This biased view is particularly evident in an article that appeared in the Journal of the AMA in 1974. Wilson and Mather examined 51 cadavers and statistically correlated age at death with the length of the life line. They state: "This table can safely be ignored by palmistsA broken life line is not related to age at death and it is our personal expectation that it correlates with nothing whatsoeverWe happily conclude that palmistry may be used to predict life expectancy, but when so used it is blessedly free of scientific worthiness or usefulness to life insurers."

In fact, not all palmists would agree that the length of the life line does predict death [and what is their 'personal expectation' doing in a scientific study anyway?].

Contrary to the report of Wilson and Mather, other scientists, with more thorough data bases, have found a wide range of health and behavioral conditions associated with line formations. In the next several issues of the HAJ we will explore the history of this study, from the early research of Fere (19000 and Poch (1925), to Lieber's (1960) ponderous line classification system, to Milton Alter's sweeping revisions (1979). We will review the work of Johnson and Opitz (1971), the most thorough comparison of medical and palmistic points of view. We will look at the most successful system of scientific line classification (Chaube, 1971), a system that has produced statistically relevant data in studies of schizophrenia, cancer, tuberculosis, diabetes and leprosy. Dar and Schmidt's (1976) topographic system, reminiscent of palmist Noel Jaquin's approach, will also come under study.

As we move toward the 21st century, more and more the dichotomy between the scientific world and the so-called spiritual arts will disappear.

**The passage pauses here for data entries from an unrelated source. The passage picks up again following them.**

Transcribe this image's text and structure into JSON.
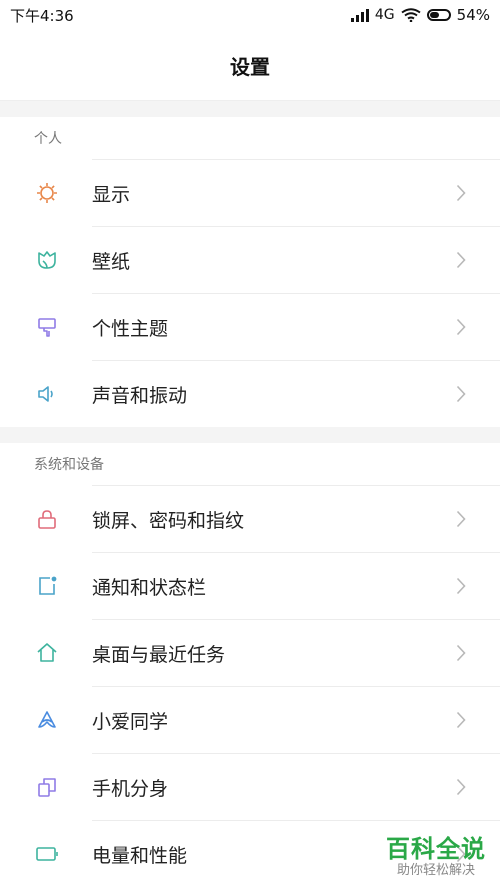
{
  "status_bar": {
    "time": "下午4:36",
    "network": "4G",
    "battery": "54%",
    "battery_level": 0.54
  },
  "header": {
    "title": "设置"
  },
  "sections": [
    {
      "header": "个人",
      "items": [
        {
          "label": "显示",
          "icon": "sun-icon",
          "color": "#e8874a"
        },
        {
          "label": "壁纸",
          "icon": "tulip-icon",
          "color": "#3db39e"
        },
        {
          "label": "个性主题",
          "icon": "paint-brush-icon",
          "color": "#8f7be6"
        },
        {
          "label": "声音和振动",
          "icon": "speaker-icon",
          "color": "#4aa3c9"
        }
      ]
    },
    {
      "header": "系统和设备",
      "items": [
        {
          "label": "锁屏、密码和指纹",
          "icon": "lock-icon",
          "color": "#e06b7a"
        },
        {
          "label": "通知和状态栏",
          "icon": "notification-icon",
          "color": "#4aa3c9"
        },
        {
          "label": "桌面与最近任务",
          "icon": "home-icon",
          "color": "#3db39e"
        },
        {
          "label": "小爱同学",
          "icon": "xiaoai-icon",
          "color": "#4a8ce0"
        },
        {
          "label": "手机分身",
          "icon": "dual-phone-icon",
          "color": "#8f7be6"
        },
        {
          "label": "电量和性能",
          "icon": "battery-icon",
          "color": "#3db39e"
        }
      ]
    }
  ],
  "watermark": {
    "title": "百科全说",
    "subtitle": "助你轻松解决"
  }
}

The study of lines in the hand is a perfect opportunity for these two realms to join forces and add to humankind's knowledge of itself.

1: Topographic Approach for Analysis of Palm Crease Variants, Dar H. Schmidt R Journal of Medical Genetics, 13:310 1976 [back]

2: Life Expectancy, Wilson ME, MD CHB Mather LE PhD Journal of the AMA, Vol. 229 (11) 1421 1974